All adults living in CHA low-income housing must be working 30 hours per week or enrolled in school. Applicants undergo criminal background and credit checks, Sanchez said.

"We go through a pretty elaborate screening process to make sure we're getting good folks," Sanchez said.

To quality for an "affordable" housing unit, a person much make 60 percent or less of the area's median income if renting a home, or roughly $33,000 for a two-person household. For a working family with two incomes, that rises to around $40,000 per year.

During an at-times tense question-and-answer session, one person asked for a single example of a CHA project that coincided with a boost in the community.

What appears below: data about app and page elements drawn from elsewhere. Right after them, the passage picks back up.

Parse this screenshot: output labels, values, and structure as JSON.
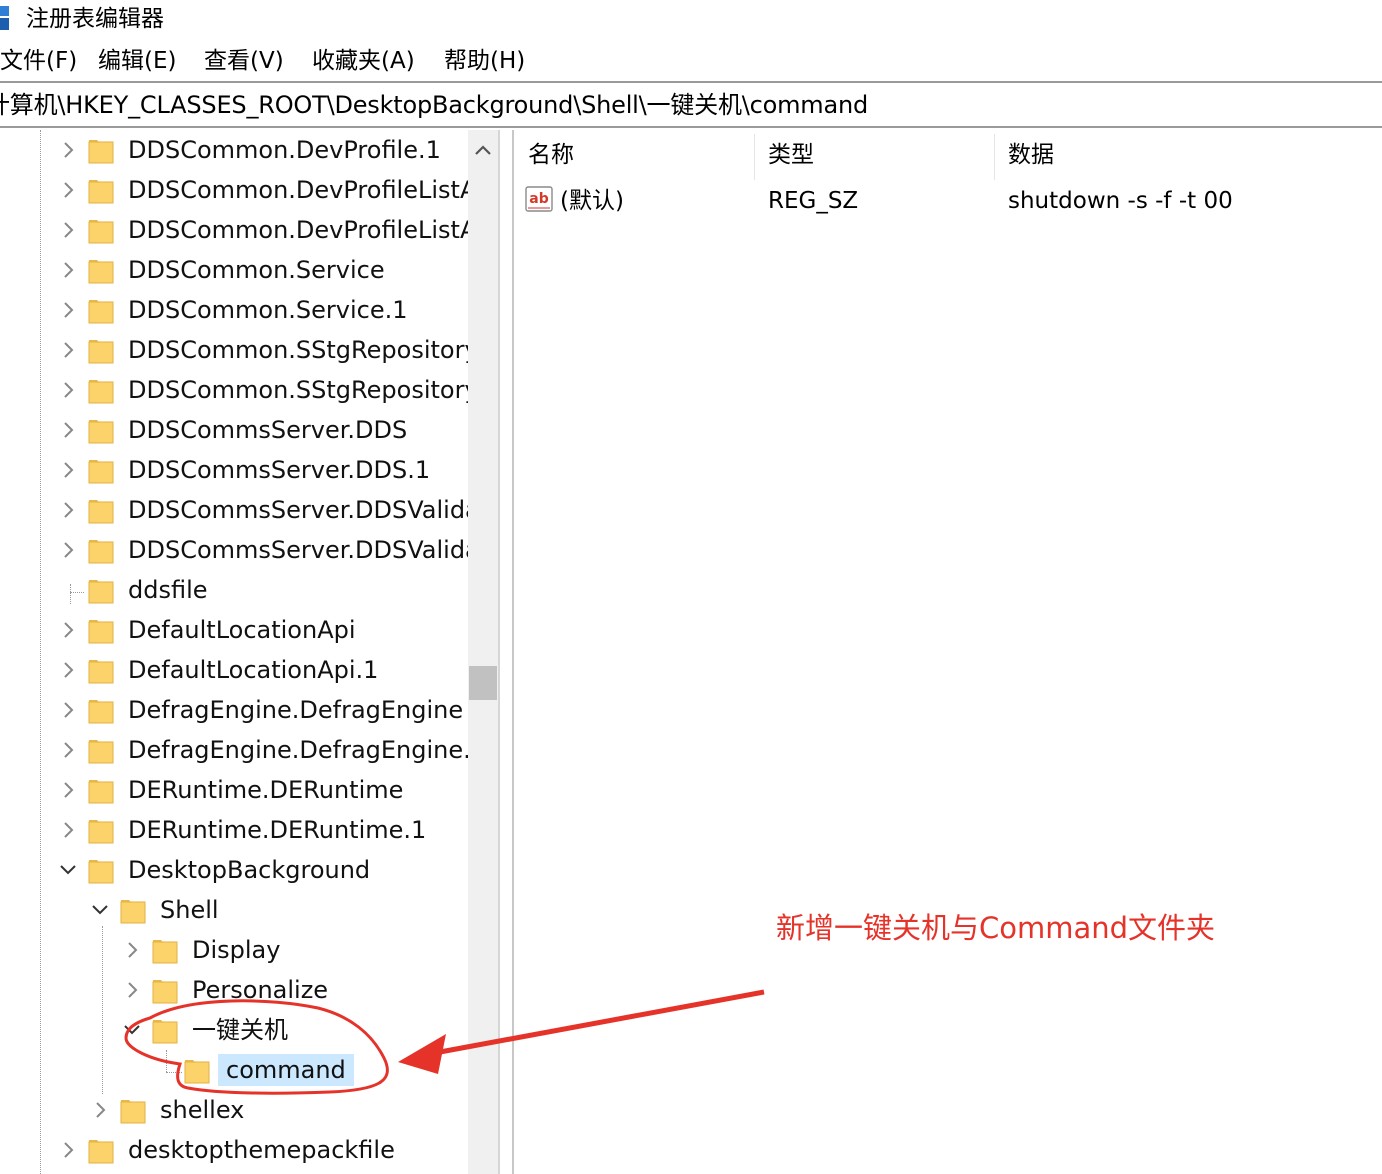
{
  "window": {
    "title": "注册表编辑器"
  },
  "menu": [
    "文件(F)",
    "编辑(E)",
    "查看(V)",
    "收藏夹(A)",
    "帮助(H)"
  ],
  "address": "计算机\\HKEY_CLASSES_ROOT\\DesktopBackground\\Shell\\一键关机\\command",
  "tree": {
    "nodes": [
      {
        "label": "DDSCommon.DevProfile.1",
        "depth": 0,
        "expander": "collapsed"
      },
      {
        "label": "DDSCommon.DevProfileListA",
        "depth": 0,
        "expander": "collapsed"
      },
      {
        "label": "DDSCommon.DevProfileListA",
        "depth": 0,
        "expander": "collapsed"
      },
      {
        "label": "DDSCommon.Service",
        "depth": 0,
        "expander": "collapsed"
      },
      {
        "label": "DDSCommon.Service.1",
        "depth": 0,
        "expander": "collapsed"
      },
      {
        "label": "DDSCommon.SStgRepository",
        "depth": 0,
        "expander": "collapsed"
      },
      {
        "label": "DDSCommon.SStgRepository",
        "depth": 0,
        "expander": "collapsed"
      },
      {
        "label": "DDSCommsServer.DDS",
        "depth": 0,
        "expander": "collapsed"
      },
      {
        "label": "DDSCommsServer.DDS.1",
        "depth": 0,
        "expander": "collapsed"
      },
      {
        "label": "DDSCommsServer.DDSValida",
        "depth": 0,
        "expander": "collapsed"
      },
      {
        "label": "DDSCommsServer.DDSValida",
        "depth": 0,
        "expander": "collapsed"
      },
      {
        "label": "ddsfile",
        "depth": 0,
        "expander": "none"
      },
      {
        "label": "DefaultLocationApi",
        "depth": 0,
        "expander": "collapsed"
      },
      {
        "label": "DefaultLocationApi.1",
        "depth": 0,
        "expander": "collapsed"
      },
      {
        "label": "DefragEngine.DefragEngine",
        "depth": 0,
        "expander": "collapsed"
      },
      {
        "label": "DefragEngine.DefragEngine.1",
        "depth": 0,
        "expander": "collapsed"
      },
      {
        "label": "DERuntime.DERuntime",
        "depth": 0,
        "expander": "collapsed"
      },
      {
        "label": "DERuntime.DERuntime.1",
        "depth": 0,
        "expander": "collapsed"
      },
      {
        "label": "DesktopBackground",
        "depth": 0,
        "expander": "expanded"
      },
      {
        "label": "Shell",
        "depth": 1,
        "expander": "expanded"
      },
      {
        "label": "Display",
        "depth": 2,
        "expander": "collapsed"
      },
      {
        "label": "Personalize",
        "depth": 2,
        "expander": "collapsed"
      },
      {
        "label": "一键关机",
        "depth": 2,
        "expander": "expanded"
      },
      {
        "label": "command",
        "depth": 3,
        "expander": "none",
        "selected": true
      },
      {
        "label": "shellex",
        "depth": 1,
        "expander": "collapsed"
      },
      {
        "label": "desktopthemepackfile",
        "depth": 0,
        "expander": "collapsed"
      }
    ]
  },
  "list": {
    "columns": [
      "名称",
      "类型",
      "数据"
    ],
    "rows": [
      {
        "name": "(默认)",
        "type": "REG_SZ",
        "data": "shutdown -s -f -t 00",
        "icon": "string-value-icon"
      }
    ]
  },
  "annotation": {
    "text": "新增一键关机与Command文件夹",
    "color": "#e5332a"
  },
  "colors": {
    "selection": "#cce8ff",
    "folder": "#fbd36a",
    "scroll_track": "#f0f0f0",
    "scroll_thumb": "#c1c1c1"
  }
}
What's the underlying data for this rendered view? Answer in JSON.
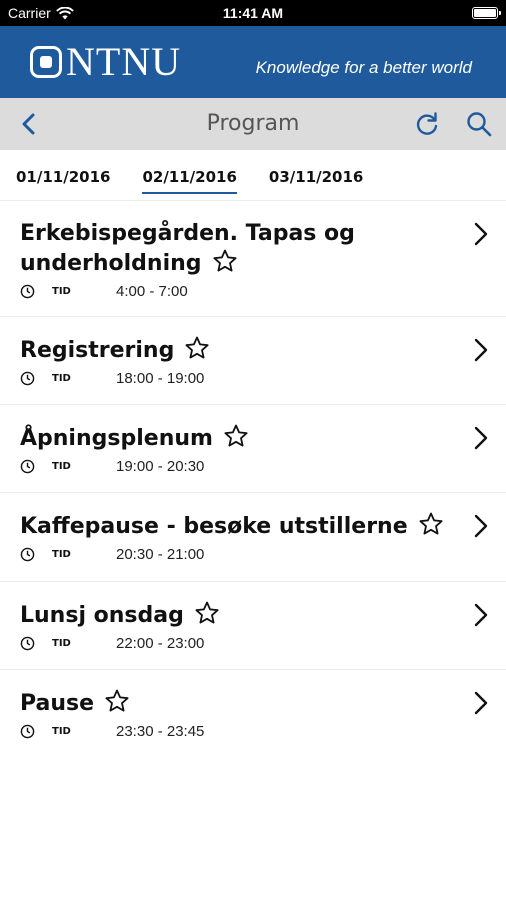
{
  "status_bar": {
    "carrier": "Carrier",
    "time": "11:41 AM"
  },
  "brand": {
    "logo_text": "NTNU",
    "tagline": "Knowledge for a better world",
    "color": "#1f5b9c"
  },
  "navbar": {
    "title": "Program"
  },
  "tabs": [
    {
      "label": "01/11/2016",
      "active": false
    },
    {
      "label": "02/11/2016",
      "active": true
    },
    {
      "label": "03/11/2016",
      "active": false
    }
  ],
  "items": [
    {
      "title": "Erkebispegården. Tapas og underholdning",
      "tid_label": "TID",
      "time": "4:00 - 7:00"
    },
    {
      "title": "Registrering",
      "tid_label": "TID",
      "time": "18:00 - 19:00"
    },
    {
      "title": "Åpningsplenum",
      "tid_label": "TID",
      "time": "19:00 - 20:30"
    },
    {
      "title": "Kaffepause - besøke utstillerne",
      "tid_label": "TID",
      "time": "20:30 - 21:00"
    },
    {
      "title": "Lunsj onsdag",
      "tid_label": "TID",
      "time": "22:00 - 23:00"
    },
    {
      "title": "Pause",
      "tid_label": "TID",
      "time": "23:30 - 23:45"
    }
  ]
}
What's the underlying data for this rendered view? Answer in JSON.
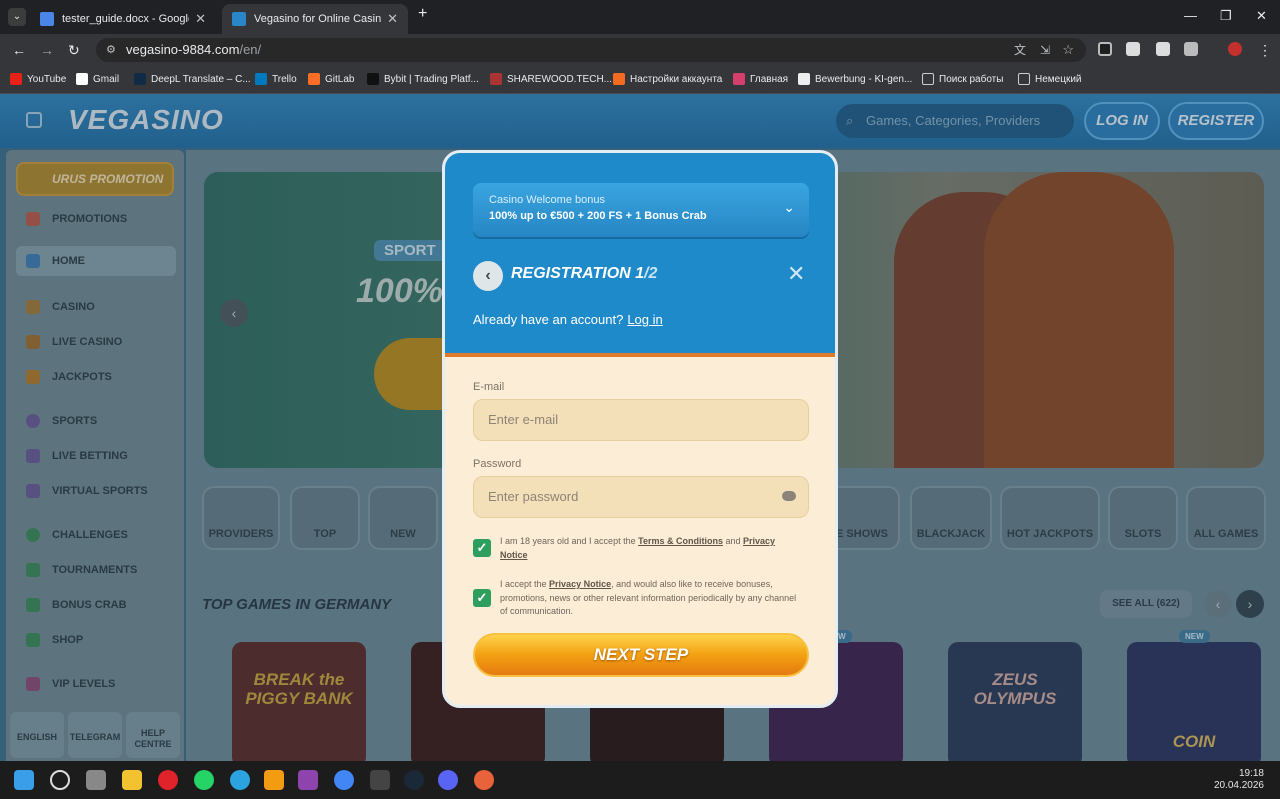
{
  "browser": {
    "tabs": [
      {
        "title": "tester_guide.docx - Google Док",
        "active": false
      },
      {
        "title": "Vegasino for Online Casino and",
        "active": true
      }
    ],
    "url_host": "vegasino-9884.com",
    "url_path": "/en/",
    "bookmarks": [
      "YouTube",
      "Gmail",
      "DeepL Translate – C...",
      "Trello",
      "GitLab",
      "Bybit | Trading Platf...",
      "SHAREWOOD.TECH...",
      "Настройки аккаунта",
      "Главная",
      "Bewerbung - KI-gen...",
      "Поиск работы",
      "Немецкий"
    ]
  },
  "site": {
    "logo": "VEGASINO",
    "search_placeholder": "Games, Categories, Providers",
    "login_label": "LOG IN",
    "register_label": "REGISTER"
  },
  "sidebar": {
    "bonus_promo": "URUS PROMOTION",
    "items": [
      "PROMOTIONS",
      "HOME",
      "CASINO",
      "LIVE CASINO",
      "JACKPOTS",
      "SPORTS",
      "LIVE BETTING",
      "VIRTUAL SPORTS",
      "CHALLENGES",
      "TOURNAMENTS",
      "BONUS CRAB",
      "SHOP",
      "VIP LEVELS"
    ],
    "footer": [
      "ENGLISH",
      "TELEGRAM",
      "HELP CENTRE"
    ]
  },
  "hero": {
    "badge": "SPORT",
    "percent": "100%"
  },
  "categories": [
    "PROVIDERS",
    "TOP",
    "NEW",
    "ME SHOWS",
    "BLACKJACK",
    "HOT JACKPOTS",
    "SLOTS",
    "ALL GAMES"
  ],
  "top_games": {
    "title": "TOP GAMES IN GERMANY",
    "see_all": "SEE ALL (622)",
    "new_badge": "NEW",
    "cards": [
      "BREAK the PIGGY BANK",
      "ZEUS OLYMPUS",
      "COIN"
    ]
  },
  "modal": {
    "bonus_kicker": "Casino Welcome bonus",
    "bonus_title": "100% up to €500 + 200 FS + 1 Bonus Crab",
    "title": "REGISTRATION 1",
    "title_step": "/2",
    "have_account": "Already have an account?",
    "login_link": "Log in",
    "email_label": "E-mail",
    "email_placeholder": "Enter e-mail",
    "password_label": "Password",
    "password_placeholder": "Enter password",
    "terms_text_1": "I am 18 years old and I accept the",
    "terms_link_1": "Terms & Conditions",
    "terms_and": "and",
    "terms_link_2": "Privacy Notice",
    "consent_text_1": "I accept the",
    "consent_link": "Privacy Notice",
    "consent_text_2": ", and would also like to receive bonuses, promotions, news or other relevant information periodically by any channel of communication.",
    "next_step": "NEXT STEP"
  },
  "taskbar": {
    "time": "19:18",
    "date": "20.04.2026"
  }
}
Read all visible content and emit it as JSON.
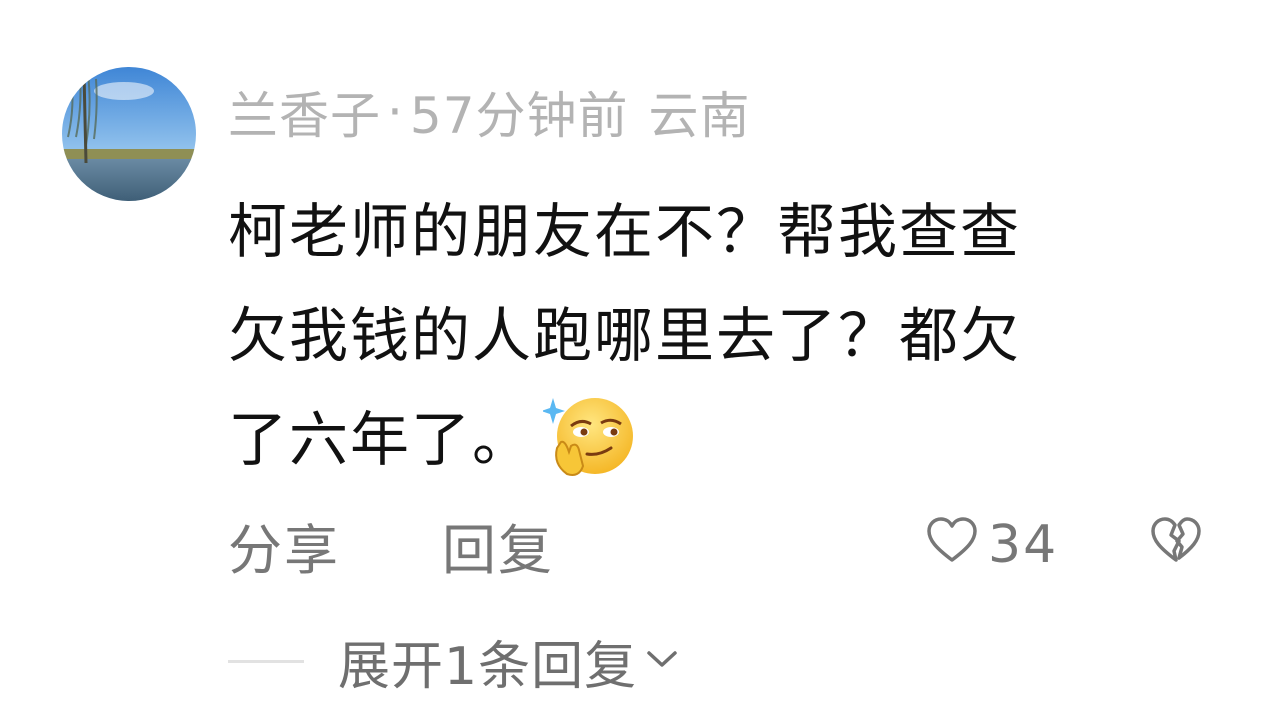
{
  "comment": {
    "username": "兰香子",
    "separator": "·",
    "time": "57分钟前",
    "location": "云南",
    "text_lines": [
      "柯老师的朋友在不？帮我查查",
      "欠我钱的人跑哪里去了？都欠",
      "了六年了。"
    ],
    "emoji": "smirk-emoji"
  },
  "actions": {
    "share_label": "分享",
    "reply_label": "回复",
    "like_count": "34"
  },
  "replies": {
    "expand_label": "展开1条回复"
  },
  "icons": {
    "like": "heart-outline-icon",
    "dislike": "broken-heart-icon",
    "expand": "chevron-down-icon"
  }
}
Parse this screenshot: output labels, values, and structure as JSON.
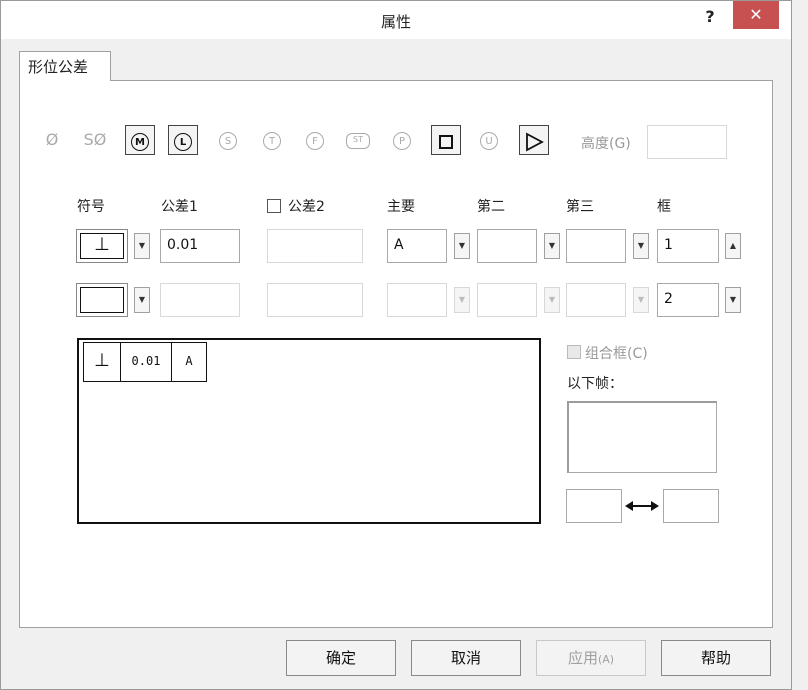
{
  "window": {
    "title": "属性",
    "help_label": "?",
    "close_label": "✕"
  },
  "tab": {
    "label": "形位公差"
  },
  "symbols": {
    "diameter": "Ø",
    "spherical_diameter": "SØ",
    "m": "M",
    "l": "L",
    "s": "S",
    "t": "T",
    "f": "F",
    "st": "ST",
    "p": "P",
    "u": "U",
    "height_label": "高度(G)",
    "height_value": ""
  },
  "headers": {
    "symbol": "符号",
    "tol1": "公差1",
    "tol2": "公差2",
    "primary": "主要",
    "secondary": "第二",
    "tertiary": "第三",
    "frame": "框"
  },
  "row1": {
    "symbol": "⊥",
    "tol1": "0.01",
    "tol2": "",
    "primary": "A",
    "secondary": "",
    "tertiary": "",
    "frame": "1"
  },
  "row2": {
    "symbol": "",
    "tol1": "",
    "tol2": "",
    "primary": "",
    "secondary": "",
    "tertiary": "",
    "frame": "2"
  },
  "preview": {
    "symbol": "⊥",
    "tolerance": "0.01",
    "datum": "A"
  },
  "options": {
    "composite_label": "组合框(C)",
    "below_frame_label": "以下帧：",
    "left_value": "",
    "right_value": ""
  },
  "buttons": {
    "ok": "确定",
    "cancel": "取消",
    "apply": "应用",
    "apply_hotkey": "(A)",
    "help": "帮助"
  }
}
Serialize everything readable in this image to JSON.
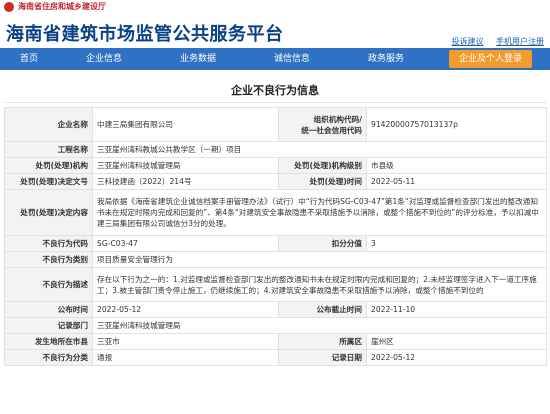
{
  "topbar": {
    "dept": "海南省住房和城乡建设厅"
  },
  "header": {
    "title": "海南省建筑市场监管公共服务平台",
    "links": [
      "投诉建议",
      "手机用户注册"
    ]
  },
  "nav": {
    "items": [
      "首页",
      "企业信息",
      "业务数据",
      "诚信信息",
      "政务服务"
    ],
    "cta": "企业及个人登录"
  },
  "page": {
    "title": "企业不良行为信息",
    "fields": {
      "company_name_label": "企业名称",
      "company_name": "中建三局集团有限公司",
      "org_code_label_1": "组织机构代码/",
      "org_code_label_2": "统一社会信用代码",
      "org_code": "91420000757013137p",
      "project_label": "工程名称",
      "project": "三亚崖州湾科教城公共教学区（一期）项目",
      "handler_label": "处罚(处理)机构",
      "handler": "三亚崖州湾科技城管理局",
      "handler_level_label": "处罚(处理)机构级别",
      "handler_level": "市县级",
      "decision_no_label": "处罚(处理)决定文号",
      "decision_no": "三科技建函〔2022〕214号",
      "decision_date_label": "处罚(处理)时间",
      "decision_date": "2022-05-11",
      "decision_content_label": "处罚(处理)决定内容",
      "decision_content": "我局依据《海南省建筑企业诚信档案手册管理办法》（试行）中“行为代码SG-C03-47”第1条“对监理或监督检查部门发出的整改通知书未在规定时限内完成和回复的”、第4条“对建筑安全事故隐患不采取措施予以消除，或整个措施不到位的”的评分标准，予以扣减中建三局集团有限公司诚信分3分的处理。",
      "code_label": "不良行为代码",
      "code": "SG-C03-47",
      "deduct_label": "扣分分值",
      "deduct": "3",
      "category_label": "不良行为类别",
      "category": "项目质量安全管理行为",
      "desc_label": "不良行为描述",
      "desc": "存在以下行为之一的：1.对监理或监督检查部门发出的整改通知书未在规定时限内完成和回复的；2.未经监理签字进入下一道工序施工；3.被主管部门责令停止施工，仍继续施工的；4.对建筑安全事故隐患不采取措施予以消除，或整个措施不到位的",
      "publish_date_label": "公布时间",
      "publish_date": "2022-05-12",
      "publish_end_label": "公布截止时间",
      "publish_end": "2022-11-10",
      "recorder_label": "记录部门",
      "recorder": "三亚崖州湾科技城管理局",
      "city_label": "发生地所在市县",
      "city": "三亚市",
      "district_label": "所属区",
      "district": "崖州区",
      "type_label": "不良行为分类",
      "type": "通报",
      "record_date_label": "记录日期",
      "record_date": "2022-05-12"
    }
  },
  "colors": {
    "nav_bg": "#2f72c4",
    "title_blue": "#0b3f86",
    "cta_orange": "#f39b2c",
    "dept_red": "#c1272d"
  }
}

Tracy Sanchez of the Chicago Housing Authority managed to name two: new development where Cabrini-Green and Robert Taylor Homes once stood.

Both "had tremendous impact on the communities, with a number of success stories," Sanchez said. "Cabrini-Green used to be Skid Row, and today you have a thriving community and very tall, dense buildings."

Since the meeting, several residents have posted concerns on the Next Door website that the plans could result in an increase in crime in the neighborhood and hurt property values. Others started a petition asking for a delay in approving the plans for the building.

The petition requests that approval of the project "be postponed until the community has an opportunity to understand what plans CHA has for the area and an opportunity to present alternatives."

The Roosevelt Library will be one of three co-located libraries placed inside CHA mixed-income housing developments that Mayor Rahm Emanuel announced in October 2016.

Along with senior housing in West Ridge and a new Independence Library anchoring a mixed-income development in Irving Park, the three CHA buildings will be among the first in the nation to co-locate public housing with other municipal facilities.

"Libraries play a vital role in making knowledge and learning accessible, as well as offer a common space where the community comes together," said library Commissioner Brian Bannon. "Partnering with CHA is an innovative approach that better positions both of us to build a stronger foundation for our communities."

In the fall, Related Midwest will break ground on 50 market-rate, family-sized town houses on West Grenshaw Street between South Loomis and South Lytle as part of the Roosevelt Square redevelopment, which was first announced in 2000 and later updated in January 2016.

Work will begin this fall on Roosevelt Square town houses, which will all be leased at market rate. [Skidmore, Owings & Merrill]

The new town homes will be the first market-rate units developed in Roosevelt Square since 2005-2006, when the housing market crashed.

RELATED: 50 New Homes Will Restart Huge Project On Near West Side

As for the library, it will be twice as large as the current Roosevelt Library, which is 7,000 square feet and housed inside a former bank building, Telli said.

Telli's mother and grandmother grew up on Taylor Street, which she said added a sentimental element to her work on the new Roosevelt Library.

The proposed library would have community and study rooms, a children's area, a media center for teenagers and a brand-new $300,000 collection on its opening day, Telli said.

"We wanted to get away from this idea of a library as shelves, shelves, shelves and some cafeteria-style tables," Telli said.

The proposed layout for the library. [Provided/Connecting4Communities]

Reading nooks are tucked away all around the new library, "where people can be surrounded and enveloped by books," she said.

The teen area in particular is meant to become somewhat of a second home for teenagers, who will be able to play video games or test out 3D printers and vinyl cutters before getting to homework or some light reading.

Preliminary concept designs for the new Roosevelt Library, which will continue to adapt with community input, officials said. [Provided/Connecting4Communities]

Telli drew comparisons to the Chinatown branch, which opened in 2015 and was named one of the most beautiful libraries in the world. Like in Chinatown, the Roosevelt Library will have art and design elements to reflect its location in Little Italy.

After the Community Development Commission approved the land use Tuesday, officials hope to see the proposal move through City Council by late fall, they said.